What is being asked: The lines to copy are those with "youtube" in them. Pull each one from the entries below.

Supplied information:
⟨

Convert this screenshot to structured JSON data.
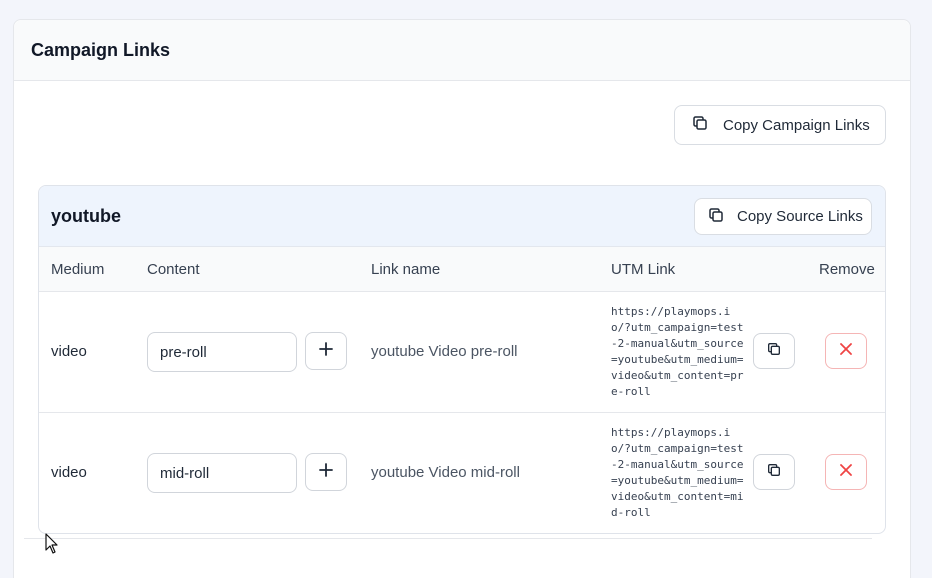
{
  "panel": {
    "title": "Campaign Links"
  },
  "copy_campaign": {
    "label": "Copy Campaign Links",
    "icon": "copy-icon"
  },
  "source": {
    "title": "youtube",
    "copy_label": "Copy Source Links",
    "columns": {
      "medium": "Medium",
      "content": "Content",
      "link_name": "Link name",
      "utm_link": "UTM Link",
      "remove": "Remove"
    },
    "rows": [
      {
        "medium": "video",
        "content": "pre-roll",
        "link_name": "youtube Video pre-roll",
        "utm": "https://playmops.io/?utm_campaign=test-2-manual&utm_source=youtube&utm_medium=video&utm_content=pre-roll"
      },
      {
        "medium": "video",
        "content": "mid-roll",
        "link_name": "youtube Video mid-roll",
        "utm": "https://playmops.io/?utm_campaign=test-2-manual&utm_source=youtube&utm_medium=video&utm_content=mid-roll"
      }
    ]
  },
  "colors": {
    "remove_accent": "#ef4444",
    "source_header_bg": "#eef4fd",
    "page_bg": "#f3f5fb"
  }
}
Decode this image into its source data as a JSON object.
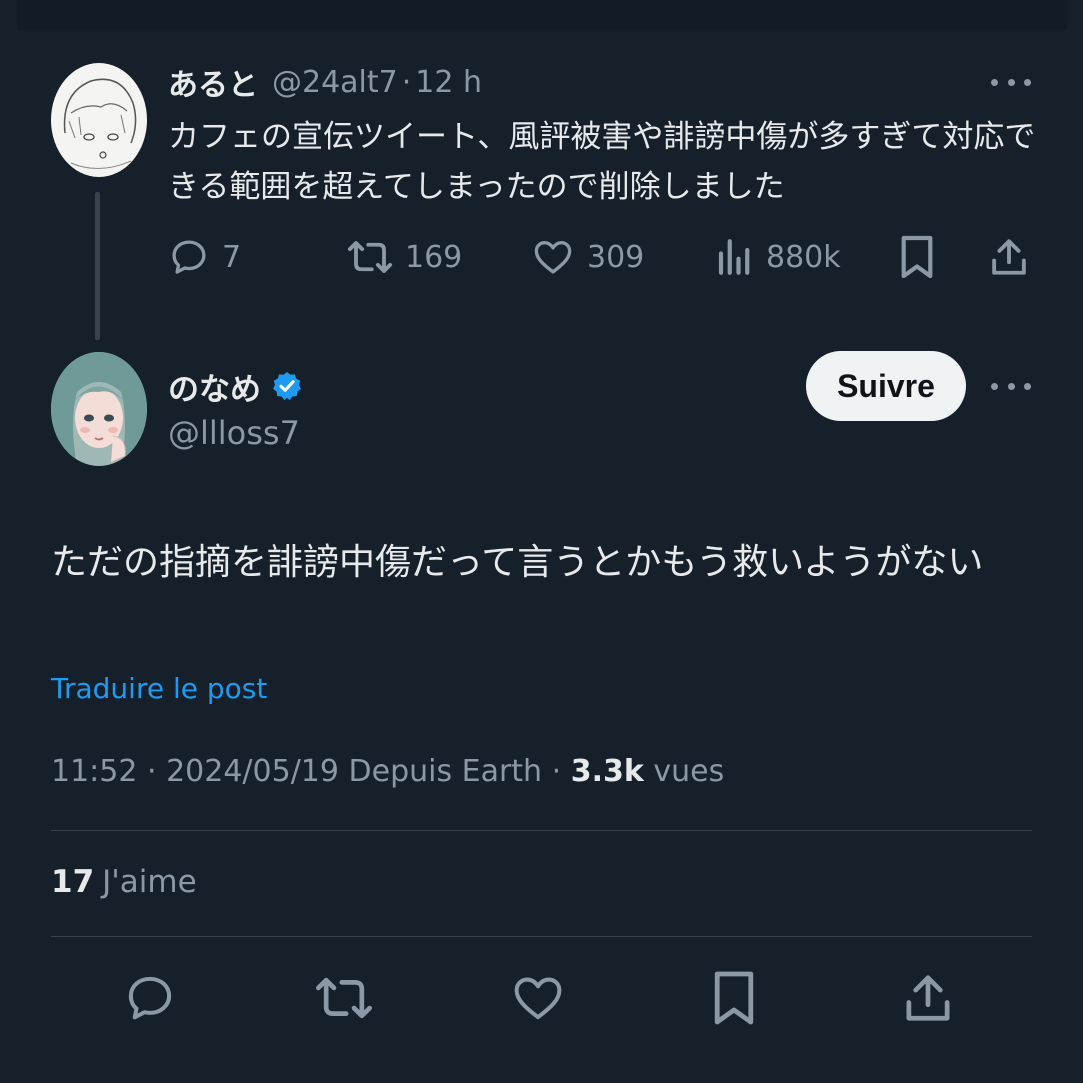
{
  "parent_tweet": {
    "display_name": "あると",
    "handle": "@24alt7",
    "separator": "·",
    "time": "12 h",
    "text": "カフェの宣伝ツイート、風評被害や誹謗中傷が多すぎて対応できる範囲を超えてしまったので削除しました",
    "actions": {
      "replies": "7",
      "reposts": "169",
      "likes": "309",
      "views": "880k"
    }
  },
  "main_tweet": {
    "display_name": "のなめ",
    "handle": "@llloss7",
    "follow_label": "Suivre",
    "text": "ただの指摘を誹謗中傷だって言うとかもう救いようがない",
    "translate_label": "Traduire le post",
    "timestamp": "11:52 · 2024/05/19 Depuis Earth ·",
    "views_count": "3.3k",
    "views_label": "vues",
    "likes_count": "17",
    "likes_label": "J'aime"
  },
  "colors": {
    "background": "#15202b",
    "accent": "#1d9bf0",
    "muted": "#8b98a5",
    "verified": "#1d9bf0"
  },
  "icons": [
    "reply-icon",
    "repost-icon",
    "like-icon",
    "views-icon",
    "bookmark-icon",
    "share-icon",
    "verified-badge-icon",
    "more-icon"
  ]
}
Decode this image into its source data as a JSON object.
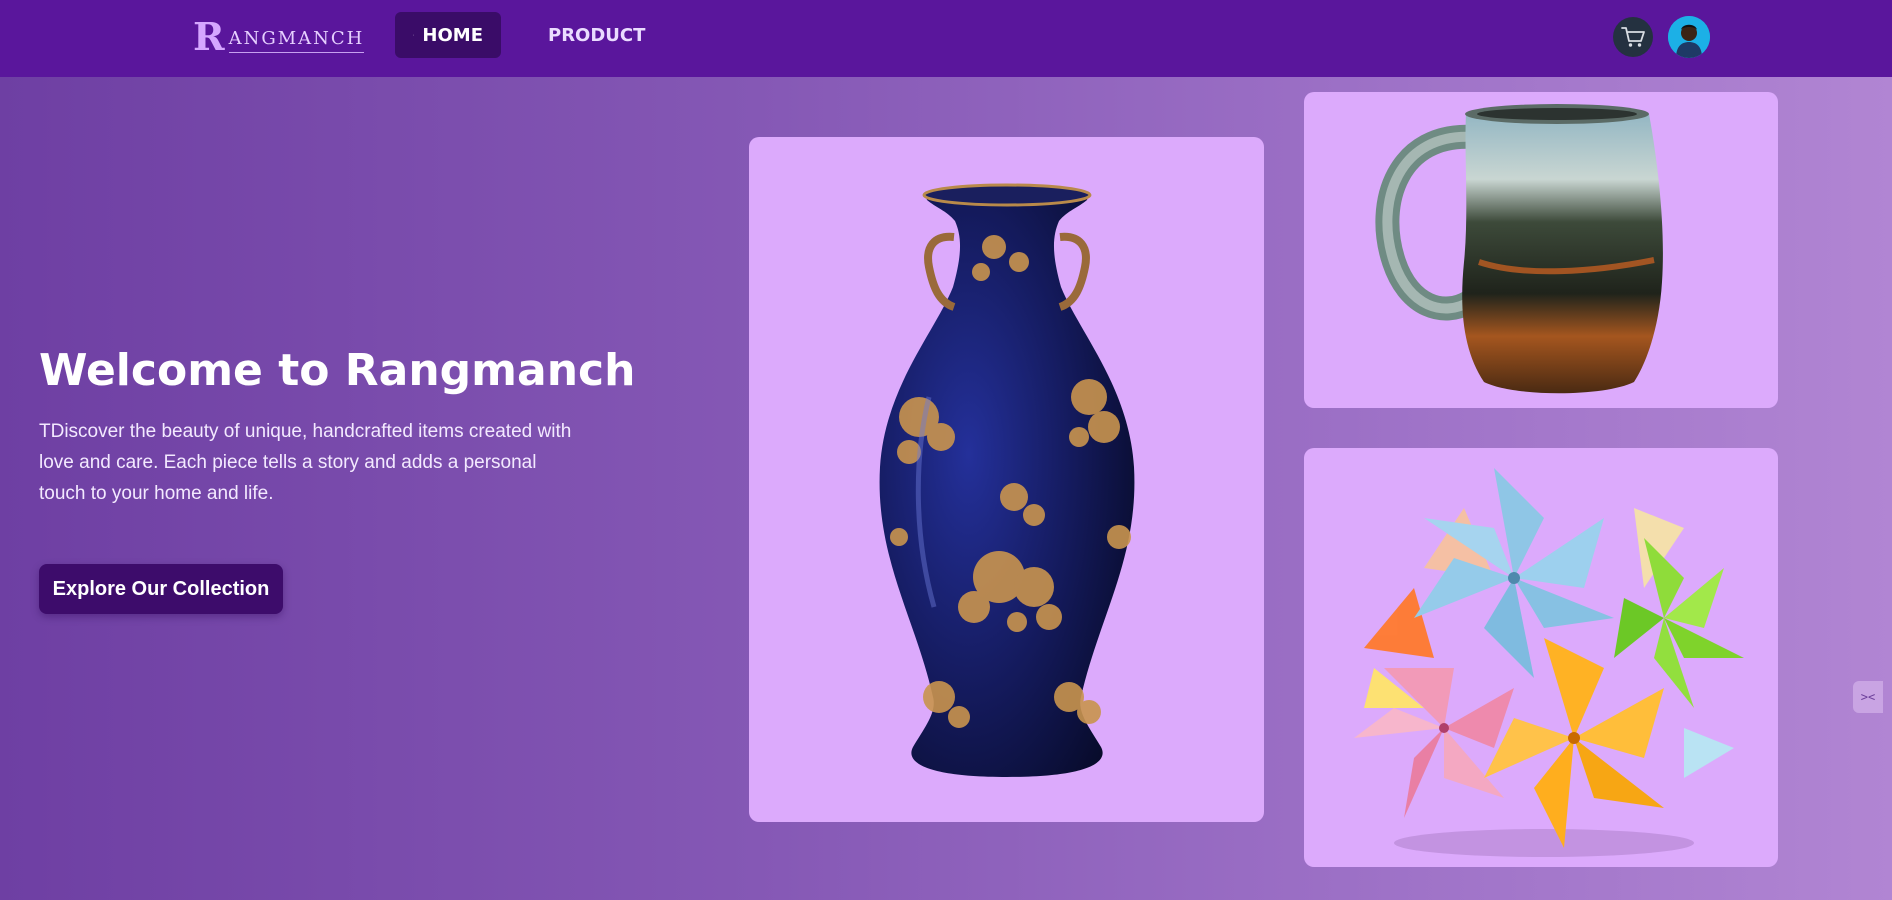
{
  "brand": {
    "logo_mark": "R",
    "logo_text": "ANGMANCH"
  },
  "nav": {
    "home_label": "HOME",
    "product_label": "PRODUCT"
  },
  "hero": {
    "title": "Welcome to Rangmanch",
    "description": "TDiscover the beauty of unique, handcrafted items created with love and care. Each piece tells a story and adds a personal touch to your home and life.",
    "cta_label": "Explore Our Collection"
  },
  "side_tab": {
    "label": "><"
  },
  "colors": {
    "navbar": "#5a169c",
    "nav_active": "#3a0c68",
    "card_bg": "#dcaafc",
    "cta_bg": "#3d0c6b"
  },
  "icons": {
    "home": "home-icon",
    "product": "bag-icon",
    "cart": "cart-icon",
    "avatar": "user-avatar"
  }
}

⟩
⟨

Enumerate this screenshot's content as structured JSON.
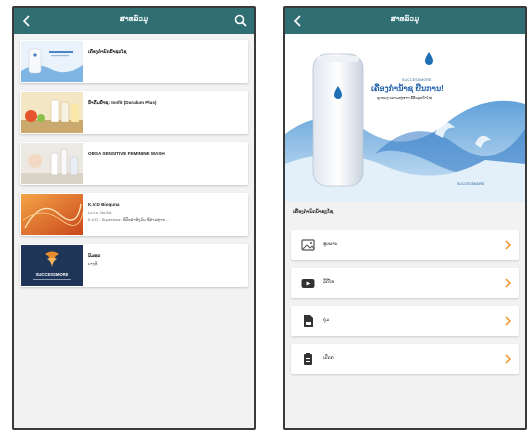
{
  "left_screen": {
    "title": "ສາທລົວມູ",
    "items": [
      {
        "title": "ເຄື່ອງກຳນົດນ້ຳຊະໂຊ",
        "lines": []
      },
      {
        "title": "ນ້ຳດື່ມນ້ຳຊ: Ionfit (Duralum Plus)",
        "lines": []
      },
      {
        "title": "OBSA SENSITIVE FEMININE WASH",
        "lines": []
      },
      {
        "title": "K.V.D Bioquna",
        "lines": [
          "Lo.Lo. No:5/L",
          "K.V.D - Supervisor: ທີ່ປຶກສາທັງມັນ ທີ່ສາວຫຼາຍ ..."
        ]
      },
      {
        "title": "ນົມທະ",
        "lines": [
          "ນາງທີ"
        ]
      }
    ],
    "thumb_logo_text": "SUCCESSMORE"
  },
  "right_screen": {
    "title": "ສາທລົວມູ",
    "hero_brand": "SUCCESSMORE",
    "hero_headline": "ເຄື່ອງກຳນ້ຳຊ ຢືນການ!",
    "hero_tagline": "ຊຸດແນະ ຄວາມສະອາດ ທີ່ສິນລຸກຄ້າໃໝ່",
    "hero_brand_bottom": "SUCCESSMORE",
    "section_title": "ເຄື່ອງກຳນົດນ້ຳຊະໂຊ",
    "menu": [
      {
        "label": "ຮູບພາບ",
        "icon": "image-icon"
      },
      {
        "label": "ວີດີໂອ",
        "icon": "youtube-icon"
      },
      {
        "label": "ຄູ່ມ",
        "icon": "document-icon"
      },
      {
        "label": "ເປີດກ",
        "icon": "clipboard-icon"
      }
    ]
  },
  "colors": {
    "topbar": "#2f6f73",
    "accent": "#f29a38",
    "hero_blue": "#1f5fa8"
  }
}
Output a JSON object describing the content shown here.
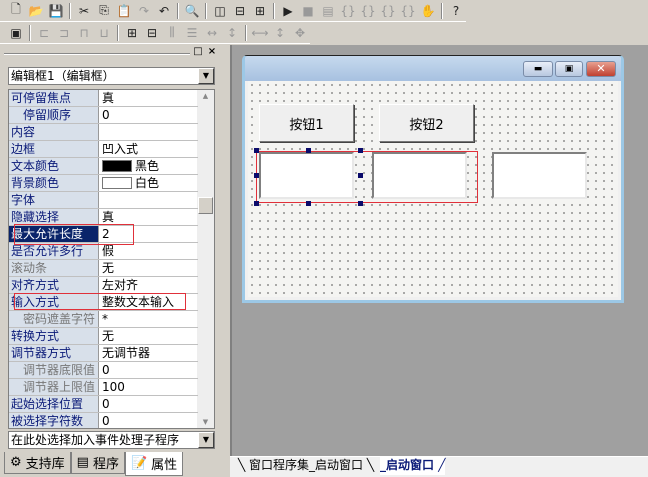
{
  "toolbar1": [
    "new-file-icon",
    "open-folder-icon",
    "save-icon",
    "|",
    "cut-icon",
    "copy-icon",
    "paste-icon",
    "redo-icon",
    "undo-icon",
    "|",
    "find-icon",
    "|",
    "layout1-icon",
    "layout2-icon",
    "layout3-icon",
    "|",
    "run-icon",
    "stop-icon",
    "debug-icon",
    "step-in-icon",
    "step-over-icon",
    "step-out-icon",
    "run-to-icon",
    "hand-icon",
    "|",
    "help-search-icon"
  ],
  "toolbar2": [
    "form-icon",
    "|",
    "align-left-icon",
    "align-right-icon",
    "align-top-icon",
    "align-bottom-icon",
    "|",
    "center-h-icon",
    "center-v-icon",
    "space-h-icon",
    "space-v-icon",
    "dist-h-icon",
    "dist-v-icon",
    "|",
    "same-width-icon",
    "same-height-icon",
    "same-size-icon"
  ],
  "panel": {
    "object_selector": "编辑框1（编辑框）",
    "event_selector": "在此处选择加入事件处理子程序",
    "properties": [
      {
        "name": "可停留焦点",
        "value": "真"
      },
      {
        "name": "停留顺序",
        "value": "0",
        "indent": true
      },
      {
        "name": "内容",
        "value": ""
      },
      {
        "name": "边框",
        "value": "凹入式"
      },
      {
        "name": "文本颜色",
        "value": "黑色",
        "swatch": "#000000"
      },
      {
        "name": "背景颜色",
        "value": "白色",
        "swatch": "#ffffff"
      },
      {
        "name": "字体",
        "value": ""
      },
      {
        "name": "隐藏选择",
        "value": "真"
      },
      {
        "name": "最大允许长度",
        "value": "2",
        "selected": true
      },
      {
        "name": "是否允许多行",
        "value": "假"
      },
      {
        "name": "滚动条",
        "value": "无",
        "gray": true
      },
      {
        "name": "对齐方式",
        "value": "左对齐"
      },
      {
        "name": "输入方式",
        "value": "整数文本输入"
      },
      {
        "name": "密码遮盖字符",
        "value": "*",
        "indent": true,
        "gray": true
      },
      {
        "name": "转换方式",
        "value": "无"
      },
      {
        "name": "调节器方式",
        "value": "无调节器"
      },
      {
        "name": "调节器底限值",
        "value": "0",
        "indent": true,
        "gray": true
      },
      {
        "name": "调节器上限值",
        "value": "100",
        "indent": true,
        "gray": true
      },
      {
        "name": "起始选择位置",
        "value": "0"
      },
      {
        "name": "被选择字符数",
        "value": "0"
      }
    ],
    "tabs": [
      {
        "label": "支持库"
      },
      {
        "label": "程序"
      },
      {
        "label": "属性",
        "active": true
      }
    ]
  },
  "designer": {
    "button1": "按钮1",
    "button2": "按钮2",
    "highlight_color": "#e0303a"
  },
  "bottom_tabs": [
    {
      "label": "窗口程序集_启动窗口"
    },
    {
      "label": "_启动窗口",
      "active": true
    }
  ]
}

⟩

Task response:
    "title": "youtube",
        "link_name": "youtube Video pre-roll",
        "utm": "https://playmops.io/?utm_campaign=test-2-manual&utm_source=youtube&utm_medium=video&utm_content=pre-roll"
        "link_name": "youtube Video mid-roll",
        "utm": "https://playmops.io/?utm_campaign=test-2-manual&utm_source=youtube&utm_medium=video&utm_content=mid-roll"
        "icon": "youtube-icon"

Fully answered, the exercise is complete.